1999 Julia Cherry Spruill Publication Prize, Southern Association for Women Historians
A Family of Women focuses on the female descendants of Louise Gibert Pettigrew (later changed to Petigru), who rose from upcountry obscurity to privileged prominence in Charleston and on low country plantations, where they variously flourished as belles, managed large households, shocked society with their unconventionality, educated their children, endured troubled marriages, and maintained close family ties. Using the letters, diaries, novels, and memoirs of the Petigru women and the material culture surrounding them, the authors weave a complex story of women well worth knowing.
About the Authors
Jane H. Pease is a professor emeritus of history at the University of Maine and an associate in history at the College of Charleston.
For more information about Jane H. Pease, visit the Author Page.
William H. Pease is a professor emeritus of history at the University of Maine and an associate in history at the College of Charleston.
For more information about William H. Pease, visit the Author Page.
"If the truism that fact is more interesting than fiction needs proof, it is to be found in A Family of Women."--Journal of Southern History
"This book . . . seems destined to bring the history of southern women the wide readership it has long deserved. . . . All readers will be grateful for the detailed genealogical charts the authors have provided to trace the complicated connections among this fascinating 'family of women.'"--Journal of American History
"This book is a good read. . . . Jane H. and William H. Pease have done a remarkable job of constructing a lucid and engaging narrative."--American Historical Review
"The exceedingly rich detail [the Peases] weave into their narrative will enable other historians to draw their own conclusions on how issues of race, gender, and class impacted on the lives of plantation women before and after the cataclysmic divide of the Civil War. . . . The story the Peases relate is a fascinating one, and a very useful epilogue pulls together many of its threads."--Journal of the Early Republic
"A Family of Women exemplifies the value of a thoughtful, detailed description of the ‘world’ that Southern women made before, during, and after the Civil War. Conveying a wealth of information, carefully nuanced in personal observations drawn from the Petigru family’s extensive correspondence, the Peases provide a compelling portrait of the lives of white southern women in one extended family over several generations."---American Studies
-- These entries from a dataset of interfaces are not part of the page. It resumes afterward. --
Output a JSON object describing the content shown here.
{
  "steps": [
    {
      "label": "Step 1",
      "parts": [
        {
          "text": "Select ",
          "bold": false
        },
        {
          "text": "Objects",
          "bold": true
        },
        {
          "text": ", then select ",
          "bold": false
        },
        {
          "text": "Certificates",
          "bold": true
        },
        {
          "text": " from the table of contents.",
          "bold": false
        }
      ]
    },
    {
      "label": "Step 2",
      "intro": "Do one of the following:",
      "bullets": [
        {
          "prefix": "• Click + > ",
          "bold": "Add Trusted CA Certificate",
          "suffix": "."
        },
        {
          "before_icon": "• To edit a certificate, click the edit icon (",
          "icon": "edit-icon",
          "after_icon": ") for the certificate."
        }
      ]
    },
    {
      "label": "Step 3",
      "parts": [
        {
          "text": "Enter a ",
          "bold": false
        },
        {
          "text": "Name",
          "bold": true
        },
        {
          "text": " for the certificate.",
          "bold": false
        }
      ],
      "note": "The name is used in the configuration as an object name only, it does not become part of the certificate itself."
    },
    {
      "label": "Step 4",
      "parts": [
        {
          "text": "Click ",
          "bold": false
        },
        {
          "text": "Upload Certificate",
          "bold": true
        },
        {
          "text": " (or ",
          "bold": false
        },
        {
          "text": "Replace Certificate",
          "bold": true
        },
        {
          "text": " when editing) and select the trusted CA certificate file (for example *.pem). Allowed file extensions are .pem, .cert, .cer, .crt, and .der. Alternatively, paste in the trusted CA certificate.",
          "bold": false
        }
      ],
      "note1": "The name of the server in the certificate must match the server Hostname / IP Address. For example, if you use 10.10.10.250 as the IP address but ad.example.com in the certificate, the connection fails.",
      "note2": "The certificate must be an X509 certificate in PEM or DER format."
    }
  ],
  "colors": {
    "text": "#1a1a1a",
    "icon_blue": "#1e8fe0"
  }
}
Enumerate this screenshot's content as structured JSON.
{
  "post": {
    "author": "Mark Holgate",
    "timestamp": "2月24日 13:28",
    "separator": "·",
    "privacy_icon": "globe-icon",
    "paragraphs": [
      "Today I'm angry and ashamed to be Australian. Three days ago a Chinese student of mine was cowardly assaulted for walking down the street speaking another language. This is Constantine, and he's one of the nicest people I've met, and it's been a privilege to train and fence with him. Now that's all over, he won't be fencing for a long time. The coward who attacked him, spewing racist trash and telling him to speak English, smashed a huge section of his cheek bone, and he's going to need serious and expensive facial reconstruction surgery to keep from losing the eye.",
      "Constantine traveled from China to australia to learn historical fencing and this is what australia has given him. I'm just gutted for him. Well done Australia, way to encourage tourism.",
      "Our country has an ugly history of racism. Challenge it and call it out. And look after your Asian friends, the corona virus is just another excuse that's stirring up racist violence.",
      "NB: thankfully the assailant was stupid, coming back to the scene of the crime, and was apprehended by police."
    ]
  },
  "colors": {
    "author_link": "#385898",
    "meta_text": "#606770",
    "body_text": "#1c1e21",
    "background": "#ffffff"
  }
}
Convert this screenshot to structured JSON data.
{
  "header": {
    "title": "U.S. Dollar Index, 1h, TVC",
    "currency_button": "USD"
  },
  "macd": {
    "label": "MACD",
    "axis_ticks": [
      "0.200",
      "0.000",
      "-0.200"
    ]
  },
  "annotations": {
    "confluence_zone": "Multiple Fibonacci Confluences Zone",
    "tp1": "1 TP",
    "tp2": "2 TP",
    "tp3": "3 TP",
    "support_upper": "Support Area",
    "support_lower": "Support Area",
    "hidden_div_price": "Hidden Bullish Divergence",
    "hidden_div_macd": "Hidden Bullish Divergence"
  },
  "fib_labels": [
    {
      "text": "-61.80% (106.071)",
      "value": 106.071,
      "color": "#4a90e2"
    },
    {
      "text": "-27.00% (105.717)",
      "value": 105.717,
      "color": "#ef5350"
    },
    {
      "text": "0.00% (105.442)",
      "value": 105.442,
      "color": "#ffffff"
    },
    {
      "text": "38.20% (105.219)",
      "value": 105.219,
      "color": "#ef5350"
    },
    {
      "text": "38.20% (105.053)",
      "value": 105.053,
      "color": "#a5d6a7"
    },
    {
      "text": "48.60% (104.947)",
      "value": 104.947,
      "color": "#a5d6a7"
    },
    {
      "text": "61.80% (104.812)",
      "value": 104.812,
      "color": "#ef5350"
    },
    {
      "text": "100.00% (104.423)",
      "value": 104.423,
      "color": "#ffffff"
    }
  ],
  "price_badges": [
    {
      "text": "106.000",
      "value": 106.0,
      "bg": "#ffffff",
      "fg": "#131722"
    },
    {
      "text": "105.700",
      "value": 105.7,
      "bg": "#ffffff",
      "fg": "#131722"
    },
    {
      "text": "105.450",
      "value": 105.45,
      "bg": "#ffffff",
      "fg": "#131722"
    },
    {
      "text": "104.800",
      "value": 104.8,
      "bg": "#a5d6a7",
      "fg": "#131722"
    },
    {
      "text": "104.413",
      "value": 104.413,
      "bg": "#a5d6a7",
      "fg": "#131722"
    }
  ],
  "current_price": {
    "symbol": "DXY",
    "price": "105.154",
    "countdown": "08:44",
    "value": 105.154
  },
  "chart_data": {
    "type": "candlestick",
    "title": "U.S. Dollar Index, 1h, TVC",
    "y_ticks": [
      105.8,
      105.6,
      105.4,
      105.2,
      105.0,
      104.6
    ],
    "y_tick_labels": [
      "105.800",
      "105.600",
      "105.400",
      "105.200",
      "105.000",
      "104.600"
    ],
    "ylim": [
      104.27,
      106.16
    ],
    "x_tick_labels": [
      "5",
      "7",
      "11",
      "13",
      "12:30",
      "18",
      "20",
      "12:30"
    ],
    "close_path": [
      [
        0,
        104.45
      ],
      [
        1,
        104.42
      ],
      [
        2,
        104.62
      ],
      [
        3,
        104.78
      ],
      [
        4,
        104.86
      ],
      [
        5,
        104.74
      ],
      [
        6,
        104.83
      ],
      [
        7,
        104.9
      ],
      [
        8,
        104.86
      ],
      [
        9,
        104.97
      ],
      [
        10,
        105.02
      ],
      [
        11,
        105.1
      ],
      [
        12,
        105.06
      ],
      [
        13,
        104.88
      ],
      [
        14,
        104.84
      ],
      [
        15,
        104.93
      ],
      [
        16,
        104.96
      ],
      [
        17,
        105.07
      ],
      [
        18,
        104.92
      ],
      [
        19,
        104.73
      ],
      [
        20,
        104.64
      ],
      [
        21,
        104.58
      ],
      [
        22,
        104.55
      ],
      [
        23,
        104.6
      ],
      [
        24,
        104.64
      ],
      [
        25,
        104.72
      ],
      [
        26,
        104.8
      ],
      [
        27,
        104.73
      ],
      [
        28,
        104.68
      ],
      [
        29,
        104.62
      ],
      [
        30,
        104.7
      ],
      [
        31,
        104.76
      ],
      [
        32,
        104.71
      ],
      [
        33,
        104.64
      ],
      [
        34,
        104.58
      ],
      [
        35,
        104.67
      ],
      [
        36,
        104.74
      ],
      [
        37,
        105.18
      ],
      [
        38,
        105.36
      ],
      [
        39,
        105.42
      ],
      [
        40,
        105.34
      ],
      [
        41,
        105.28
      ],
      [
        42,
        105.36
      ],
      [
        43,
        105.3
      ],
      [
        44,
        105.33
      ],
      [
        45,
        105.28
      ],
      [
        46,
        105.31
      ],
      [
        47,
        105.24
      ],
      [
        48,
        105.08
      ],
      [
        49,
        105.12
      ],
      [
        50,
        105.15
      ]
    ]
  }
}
"A fascinating story of devotion and loss, beautifully told. . . . Scholars and general readers will find A Family of Women a valuable contribution to the chronicle of the Southern past. By tracing the Petigru women’s lives throughout the nineteenth century, the book has a scope that clearly reveals social change, especially that brought about by the Civil War."--Civil War History